__RECORDS FOR THE EXERCISE__:
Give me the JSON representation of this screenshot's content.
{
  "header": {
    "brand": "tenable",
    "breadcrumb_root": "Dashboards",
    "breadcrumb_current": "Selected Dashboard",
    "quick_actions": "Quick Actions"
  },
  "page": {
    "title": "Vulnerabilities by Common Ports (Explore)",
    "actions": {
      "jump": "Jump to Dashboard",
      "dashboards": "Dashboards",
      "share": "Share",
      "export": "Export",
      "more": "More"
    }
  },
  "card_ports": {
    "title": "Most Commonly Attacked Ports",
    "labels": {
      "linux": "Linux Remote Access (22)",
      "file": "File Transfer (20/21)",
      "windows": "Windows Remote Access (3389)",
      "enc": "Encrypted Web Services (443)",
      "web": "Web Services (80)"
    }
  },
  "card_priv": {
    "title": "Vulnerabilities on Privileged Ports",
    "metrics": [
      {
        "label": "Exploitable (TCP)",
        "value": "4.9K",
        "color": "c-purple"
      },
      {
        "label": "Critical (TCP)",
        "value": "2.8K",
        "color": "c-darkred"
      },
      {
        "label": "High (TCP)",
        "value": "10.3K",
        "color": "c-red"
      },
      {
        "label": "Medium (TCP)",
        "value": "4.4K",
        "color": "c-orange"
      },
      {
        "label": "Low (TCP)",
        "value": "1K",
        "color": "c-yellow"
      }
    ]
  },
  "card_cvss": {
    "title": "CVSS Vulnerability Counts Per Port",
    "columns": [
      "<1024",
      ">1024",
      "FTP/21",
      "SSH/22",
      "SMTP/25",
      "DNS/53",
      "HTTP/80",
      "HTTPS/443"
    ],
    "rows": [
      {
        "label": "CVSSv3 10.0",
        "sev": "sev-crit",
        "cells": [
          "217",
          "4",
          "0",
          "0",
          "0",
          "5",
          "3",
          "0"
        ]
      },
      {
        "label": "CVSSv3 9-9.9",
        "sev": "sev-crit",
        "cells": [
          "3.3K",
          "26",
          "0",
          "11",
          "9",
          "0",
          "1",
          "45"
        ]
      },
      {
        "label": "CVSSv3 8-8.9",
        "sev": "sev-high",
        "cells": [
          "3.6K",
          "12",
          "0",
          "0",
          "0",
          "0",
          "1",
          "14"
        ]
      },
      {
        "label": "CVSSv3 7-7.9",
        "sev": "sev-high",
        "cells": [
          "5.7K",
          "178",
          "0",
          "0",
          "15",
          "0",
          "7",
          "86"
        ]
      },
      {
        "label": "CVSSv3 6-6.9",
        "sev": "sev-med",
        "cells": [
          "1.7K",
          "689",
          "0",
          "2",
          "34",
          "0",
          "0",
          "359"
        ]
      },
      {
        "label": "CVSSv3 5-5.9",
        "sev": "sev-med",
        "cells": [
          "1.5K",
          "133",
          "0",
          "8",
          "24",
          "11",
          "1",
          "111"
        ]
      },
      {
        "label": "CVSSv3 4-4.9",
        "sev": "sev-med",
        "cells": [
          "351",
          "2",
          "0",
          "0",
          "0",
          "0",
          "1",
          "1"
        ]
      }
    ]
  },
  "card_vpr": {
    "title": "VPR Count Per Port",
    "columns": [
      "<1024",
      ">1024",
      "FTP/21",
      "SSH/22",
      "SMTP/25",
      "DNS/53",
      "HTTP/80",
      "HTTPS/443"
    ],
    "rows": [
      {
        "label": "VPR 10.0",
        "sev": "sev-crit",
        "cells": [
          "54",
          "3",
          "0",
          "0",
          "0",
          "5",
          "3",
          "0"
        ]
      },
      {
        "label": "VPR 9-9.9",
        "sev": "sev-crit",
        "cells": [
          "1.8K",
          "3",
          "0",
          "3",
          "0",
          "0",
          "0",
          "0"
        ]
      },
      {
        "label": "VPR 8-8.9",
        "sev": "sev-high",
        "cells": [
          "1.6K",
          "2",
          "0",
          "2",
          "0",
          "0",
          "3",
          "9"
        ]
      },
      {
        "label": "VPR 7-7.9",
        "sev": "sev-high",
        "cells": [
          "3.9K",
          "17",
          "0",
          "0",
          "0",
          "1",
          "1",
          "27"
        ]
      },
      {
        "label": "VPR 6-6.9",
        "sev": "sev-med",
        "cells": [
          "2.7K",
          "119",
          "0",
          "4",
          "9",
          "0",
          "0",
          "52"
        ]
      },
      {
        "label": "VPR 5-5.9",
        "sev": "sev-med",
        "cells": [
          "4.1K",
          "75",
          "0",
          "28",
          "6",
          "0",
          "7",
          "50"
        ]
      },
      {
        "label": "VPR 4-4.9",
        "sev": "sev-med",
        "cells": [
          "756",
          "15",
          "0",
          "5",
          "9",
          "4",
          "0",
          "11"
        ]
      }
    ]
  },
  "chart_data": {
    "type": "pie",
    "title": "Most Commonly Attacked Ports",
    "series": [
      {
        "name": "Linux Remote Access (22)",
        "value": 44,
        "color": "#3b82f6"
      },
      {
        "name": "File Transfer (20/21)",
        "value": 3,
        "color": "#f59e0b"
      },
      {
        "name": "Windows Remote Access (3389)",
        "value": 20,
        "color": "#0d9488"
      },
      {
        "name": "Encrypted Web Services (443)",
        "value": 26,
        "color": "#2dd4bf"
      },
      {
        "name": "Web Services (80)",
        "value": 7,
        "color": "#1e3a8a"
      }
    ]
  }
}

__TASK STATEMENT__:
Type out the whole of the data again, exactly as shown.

__ANSWER FOR THIS EXERCISE__:
Give me the JSON representation of this screenshot's content.
{
  "header": {
    "brand": "tenable",
    "breadcrumb_root": "Dashboards",
    "breadcrumb_current": "Selected Dashboard",
    "quick_actions": "Quick Actions"
  },
  "page": {
    "title": "Vulnerabilities by Common Ports (Explore)",
    "actions": {
      "jump": "Jump to Dashboard",
      "dashboards": "Dashboards",
      "share": "Share",
      "export": "Export",
      "more": "More"
    }
  },
  "card_ports": {
    "title": "Most Commonly Attacked Ports",
    "labels": {
      "linux": "Linux Remote Access (22)",
      "file": "File Transfer (20/21)",
      "windows": "Windows Remote Access (3389)",
      "enc": "Encrypted Web Services (443)",
      "web": "Web Services (80)"
    }
  },
  "card_priv": {
    "title": "Vulnerabilities on Privileged Ports",
    "metrics": [
      {
        "label": "Exploitable (TCP)",
        "value": "4.9K",
        "color": "c-purple"
      },
      {
        "label": "Critical (TCP)",
        "value": "2.8K",
        "color": "c-darkred"
      },
      {
        "label": "High (TCP)",
        "value": "10.3K",
        "color": "c-red"
      },
      {
        "label": "Medium (TCP)",
        "value": "4.4K",
        "color": "c-orange"
      },
      {
        "label": "Low (TCP)",
        "value": "1K",
        "color": "c-yellow"
      }
    ]
  },
  "card_cvss": {
    "title": "CVSS Vulnerability Counts Per Port",
    "columns": [
      "<1024",
      ">1024",
      "FTP/21",
      "SSH/22",
      "SMTP/25",
      "DNS/53",
      "HTTP/80",
      "HTTPS/443"
    ],
    "rows": [
      {
        "label": "CVSSv3 10.0",
        "sev": "sev-crit",
        "cells": [
          "217",
          "4",
          "0",
          "0",
          "0",
          "5",
          "3",
          "0"
        ]
      },
      {
        "label": "CVSSv3 9-9.9",
        "sev": "sev-crit",
        "cells": [
          "3.3K",
          "26",
          "0",
          "11",
          "9",
          "0",
          "1",
          "45"
        ]
      },
      {
        "label": "CVSSv3 8-8.9",
        "sev": "sev-high",
        "cells": [
          "3.6K",
          "12",
          "0",
          "0",
          "0",
          "0",
          "1",
          "14"
        ]
      },
      {
        "label": "CVSSv3 7-7.9",
        "sev": "sev-high",
        "cells": [
          "5.7K",
          "178",
          "0",
          "0",
          "15",
          "0",
          "7",
          "86"
        ]
      },
      {
        "label": "CVSSv3 6-6.9",
        "sev": "sev-med",
        "cells": [
          "1.7K",
          "689",
          "0",
          "2",
          "34",
          "0",
          "0",
          "359"
        ]
      },
      {
        "label": "CVSSv3 5-5.9",
        "sev": "sev-med",
        "cells": [
          "1.5K",
          "133",
          "0",
          "8",
          "24",
          "11",
          "1",
          "111"
        ]
      },
      {
        "label": "CVSSv3 4-4.9",
        "sev": "sev-med",
        "cells": [
          "351",
          "2",
          "0",
          "0",
          "0",
          "0",
          "1",
          "1"
        ]
      }
    ]
  },
  "card_vpr": {
    "title": "VPR Count Per Port",
    "columns": [
      "<1024",
      ">1024",
      "FTP/21",
      "SSH/22",
      "SMTP/25",
      "DNS/53",
      "HTTP/80",
      "HTTPS/443"
    ],
    "rows": [
      {
        "label": "VPR 10.0",
        "sev": "sev-crit",
        "cells": [
          "54",
          "3",
          "0",
          "0",
          "0",
          "5",
          "3",
          "0"
        ]
      },
      {
        "label": "VPR 9-9.9",
        "sev": "sev-crit",
        "cells": [
          "1.8K",
          "3",
          "0",
          "3",
          "0",
          "0",
          "0",
          "0"
        ]
      },
      {
        "label": "VPR 8-8.9",
        "sev": "sev-high",
        "cells": [
          "1.6K",
          "2",
          "0",
          "2",
          "0",
          "0",
          "3",
          "9"
        ]
      },
      {
        "label": "VPR 7-7.9",
        "sev": "sev-high",
        "cells": [
          "3.9K",
          "17",
          "0",
          "0",
          "0",
          "1",
          "1",
          "27"
        ]
      },
      {
        "label": "VPR 6-6.9",
        "sev": "sev-med",
        "cells": [
          "2.7K",
          "119",
          "0",
          "4",
          "9",
          "0",
          "0",
          "52"
        ]
      },
      {
        "label": "VPR 5-5.9",
        "sev": "sev-med",
        "cells": [
          "4.1K",
          "75",
          "0",
          "28",
          "6",
          "0",
          "7",
          "50"
        ]
      },
      {
        "label": "VPR 4-4.9",
        "sev": "sev-med",
        "cells": [
          "756",
          "15",
          "0",
          "5",
          "9",
          "4",
          "0",
          "11"
        ]
      }
    ]
  },
  "chart_data": {
    "type": "pie",
    "title": "Most Commonly Attacked Ports",
    "series": [
      {
        "name": "Linux Remote Access (22)",
        "value": 44,
        "color": "#3b82f6"
      },
      {
        "name": "File Transfer (20/21)",
        "value": 3,
        "color": "#f59e0b"
      },
      {
        "name": "Windows Remote Access (3389)",
        "value": 20,
        "color": "#0d9488"
      },
      {
        "name": "Encrypted Web Services (443)",
        "value": 26,
        "color": "#2dd4bf"
      },
      {
        "name": "Web Services (80)",
        "value": 7,
        "color": "#1e3a8a"
      }
    ]
  }
}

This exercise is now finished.